a city in northeastern France in Lorraine

References in classic literature ?
And there's sweet Miss Nancy coming; and we shall dance with her, and promise never to be naughty again, and be taken into favour, and --"
Hold your tongue about Miss Nancy, you fool," said Godfrey, turning red, "else I'll throttle you.
Barclay, who died the other day, was sergeant in the same company as myself, and the belle of the regiment, ay, and the finest girl that ever had the breath of life between her lips, was Nancy Devoy, the daughter of the color-sergeant.
I had rather that Nancy and my old pals should think of Harry Wood as having died with a straight back, than see him living and crawling with a stick like a chimpanzee.
Meanwhile when Nancy presented herself at the Infirmary, it happened to be one of Lydgate's days there.
The staymaker's wife went to fetch Lydgate, and he continued for a fortnight to attend Nancy in her own home, until under his treatment she got quite well and went to work again.
Why, middling, Miss, i' myseln--my eyes is no better, but I'm a deal easier i' my mind nor I have been,' replied she, rising to welcome me with a contented smile; which I was glad to see, for Nancy had been somewhat afflicted with religious melancholy.
I hope He will, Nancy,' replied I; 'and, meantime, I'll come and read to you now and then, when I have a little time to spare.
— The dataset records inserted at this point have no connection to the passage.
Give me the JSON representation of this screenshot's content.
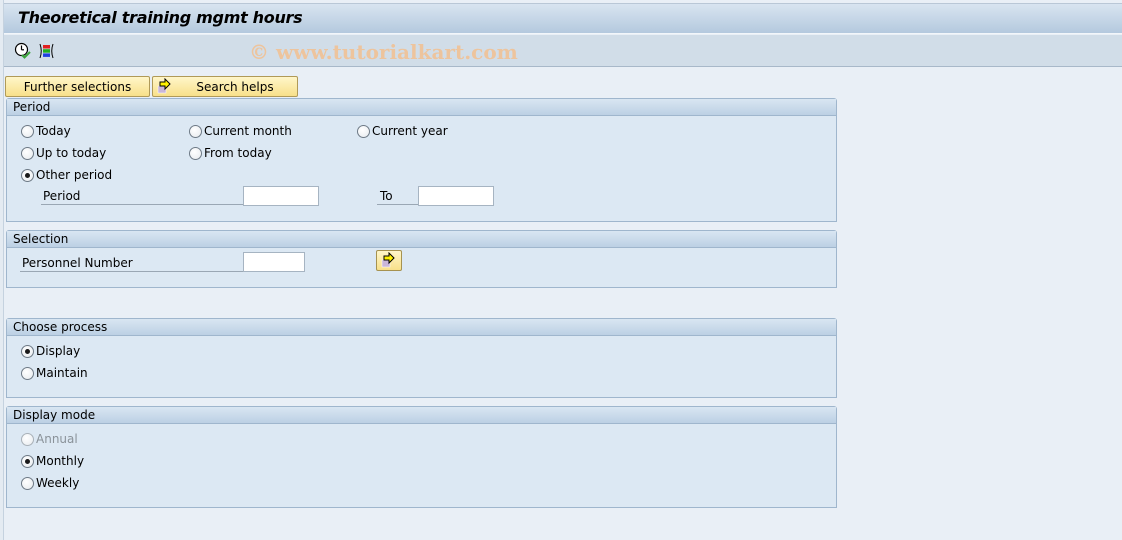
{
  "window": {
    "title": "Theoretical training mgmt hours",
    "watermark": "© www.tutorialkart.com"
  },
  "toolbar": {
    "icons": [
      {
        "name": "execute-clock-icon",
        "tooltip": ""
      },
      {
        "name": "selection-variant-icon",
        "tooltip": ""
      }
    ]
  },
  "buttons": {
    "further_selections": "Further selections",
    "search_helps": "Search helps"
  },
  "period": {
    "title": "Period",
    "options": [
      {
        "label": "Today",
        "checked": false
      },
      {
        "label": "Current month",
        "checked": false
      },
      {
        "label": "Current year",
        "checked": false
      },
      {
        "label": "Up to today",
        "checked": false
      },
      {
        "label": "From today",
        "checked": false
      },
      {
        "label": "Other period",
        "checked": true
      }
    ],
    "period_label": "Period",
    "period_from_value": "",
    "to_label": "To",
    "period_to_value": ""
  },
  "selection": {
    "title": "Selection",
    "personnel_number_label": "Personnel Number",
    "personnel_number_value": ""
  },
  "process": {
    "title": "Choose process",
    "options": [
      {
        "label": "Display",
        "checked": true
      },
      {
        "label": "Maintain",
        "checked": false
      }
    ]
  },
  "display_mode": {
    "title": "Display mode",
    "options": [
      {
        "label": "Annual",
        "checked": false,
        "disabled": true
      },
      {
        "label": "Monthly",
        "checked": true
      },
      {
        "label": "Weekly",
        "checked": false
      }
    ]
  },
  "colors": {
    "button_yellow": "#f8e08a",
    "group_bg": "#dce8f3",
    "watermark": "#efc39a"
  }
}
The former victor lay breathless on the ground, and the vanquished gentleman had recovered breath enough to thank Mr Jones for his seasonable assistance; he received likewise the hearty thanks of the young woman present, who was indeed no other than Miss Nancy, the eldest daughter of the house.
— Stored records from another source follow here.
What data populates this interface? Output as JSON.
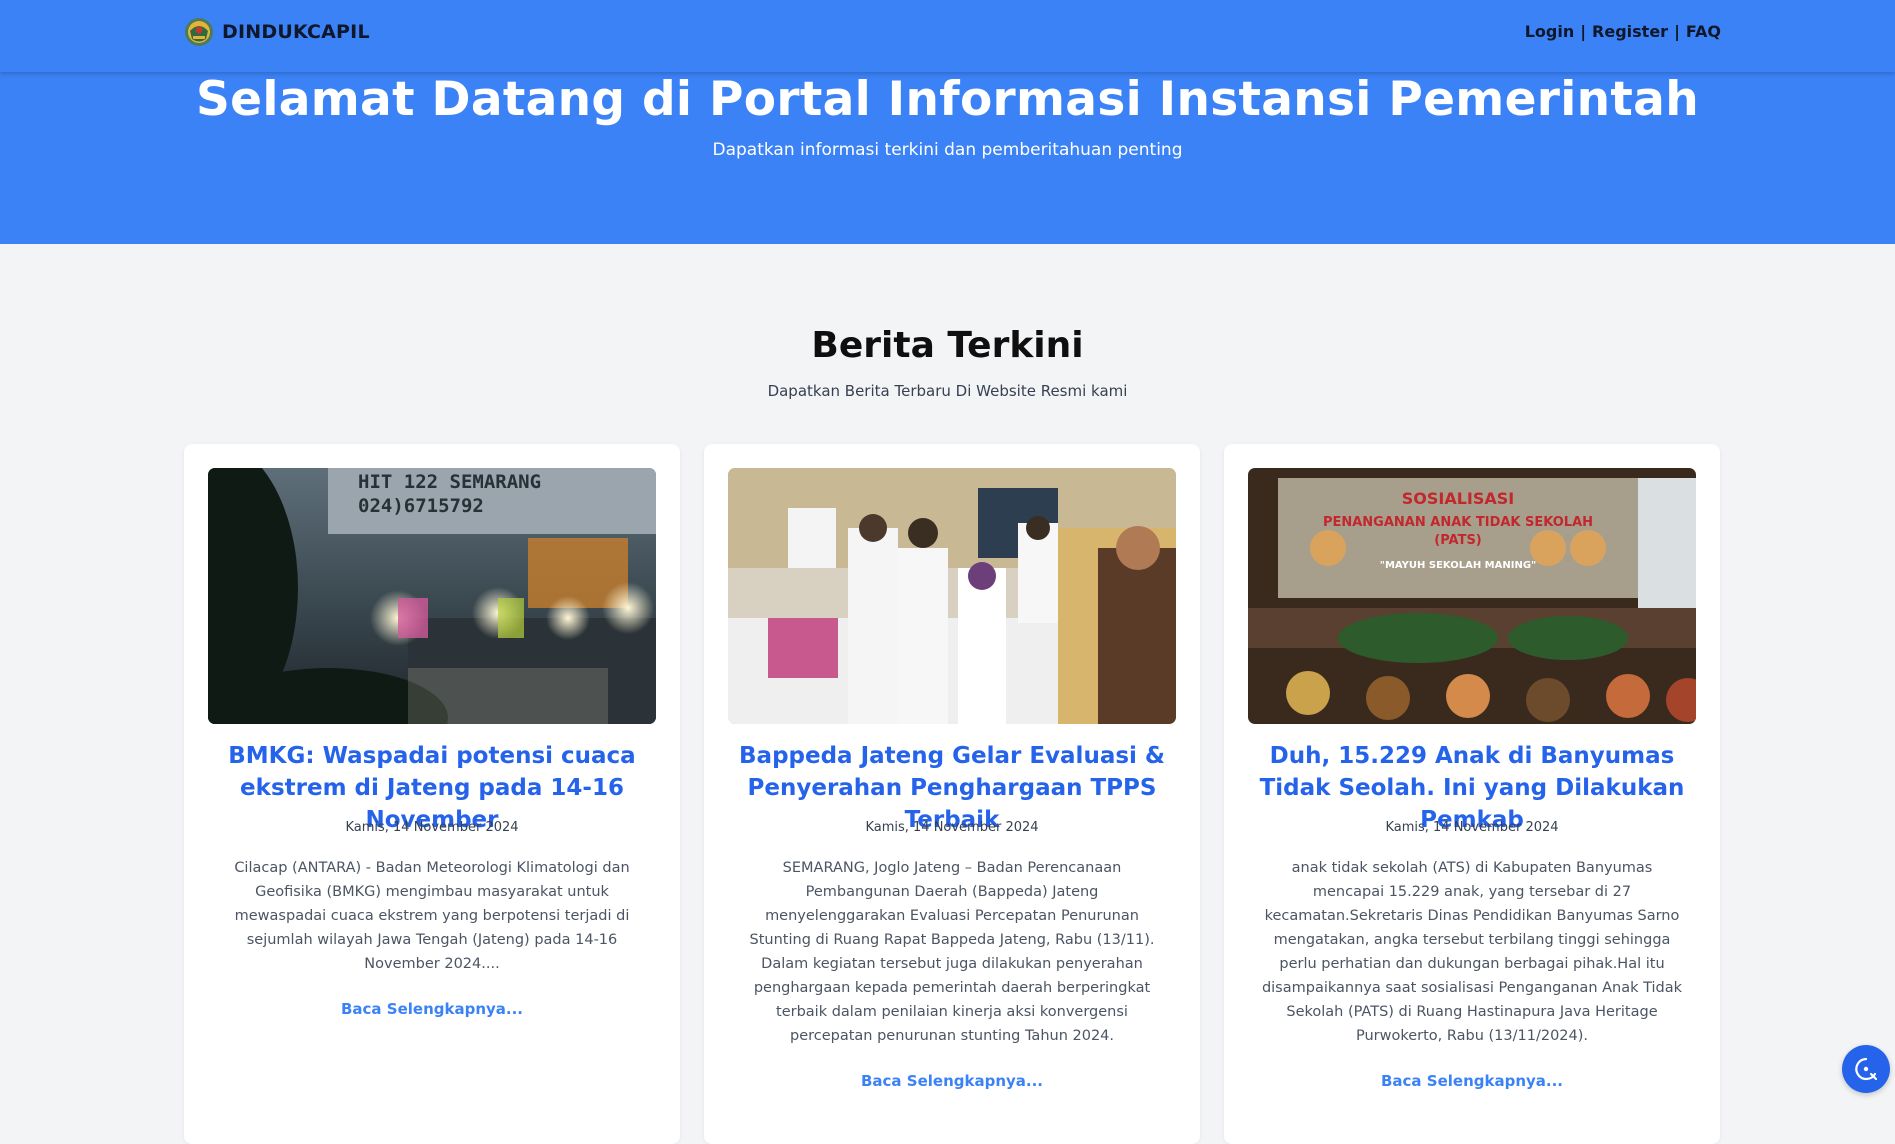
{
  "navbar": {
    "brand_name": "DINDUKCAPIL",
    "links": [
      {
        "label": "Login"
      },
      {
        "label": "Register"
      },
      {
        "label": "FAQ"
      }
    ],
    "separator": "|"
  },
  "hero": {
    "title": "Selamat Datang di Portal Informasi Instansi Pemerintah",
    "subtitle": "Dapatkan informasi terkini dan pemberitahuan penting"
  },
  "news": {
    "title": "Berita Terkini",
    "subtitle": "Dapatkan Berita Terbaru Di Website Resmi kami",
    "cards": [
      {
        "title": "BMKG: Waspadai potensi cuaca ekstrem di Jateng pada 14-16 November",
        "date": "Kamis, 14 November 2024",
        "excerpt": "Cilacap (ANTARA) - Badan Meteorologi Klimatologi dan Geofisika (BMKG) mengimbau masyarakat untuk mewaspadai cuaca ekstrem yang berpotensi terjadi di sejumlah wilayah Jawa Tengah (Jateng) pada 14-16 November 2024....",
        "read_more": "Baca Selengkapnya...",
        "image_text": [
          "HIT 122 SEMARANG",
          "024)6715792"
        ]
      },
      {
        "title": "Bappeda Jateng Gelar Evaluasi & Penyerahan Penghargaan TPPS Terbaik",
        "date": "Kamis, 14 November 2024",
        "excerpt": "SEMARANG, Joglo Jateng – Badan Perencanaan Pembangunan Daerah (Bappeda) Jateng menyelenggarakan Evaluasi Percepatan Penurunan Stunting di Ruang Rapat Bappeda Jateng, Rabu (13/11). Dalam kegiatan tersebut juga dilakukan penyerahan penghargaan kepada pemerintah daerah berperingkat terbaik dalam penilaian kinerja aksi konvergensi percepatan penurunan stunting Tahun 2024.",
        "read_more": "Baca Selengkapnya..."
      },
      {
        "title": "Duh, 15.229 Anak di Banyumas Tidak Seolah. Ini yang Dilakukan Pemkab",
        "date": "Kamis, 14 November 2024",
        "excerpt": "anak tidak sekolah (ATS) di Kabupaten Banyumas mencapai 15.229 anak, yang tersebar di 27 kecamatan.Sekretaris Dinas Pendidikan Banyumas Sarno mengatakan, angka tersebut terbilang tinggi sehingga perlu perhatian dan dukungan berbagai pihak.Hal itu disampaikannya saat sosialisasi Penganganan Anak Tidak Sekolah (PATS) di Ruang Hastinapura Java Heritage Purwokerto, Rabu (13/11/2024).",
        "read_more": "Baca Selengkapnya...",
        "image_text": [
          "SOSIALISASI",
          "PENANGANAN ANAK TIDAK SEKOLAH",
          "(PATS)",
          "\"MAYUH SEKOLAH MANING\""
        ]
      }
    ]
  },
  "icons": {
    "brand": "coat-of-arms-icon",
    "fab": "chat-support-icon"
  },
  "colors": {
    "primary": "#3b82f6",
    "link": "#2563eb",
    "background": "#f3f4f6"
  }
}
Miss Nancy likewise, who was the only female then in the house, her mamma and sister being both gone to the play, condescended to favour them with her company.
Nancy had been working in Miss Polly's kitchen only two months, but already she knew that her mistress did not usually hurry.
Nancy answered cheerfully, but she still continued wiping the pitcher in her hand.
Not my daughter again; only Nancy, the kitchen-maid, this time.
That it won't do; so it's no use a-trying it on, Fagin,' replied Nancy.
And as I don't want 'em to, neither,' replied Nancy in the same composed manner, 'it's rather more no than yes with me, Bill.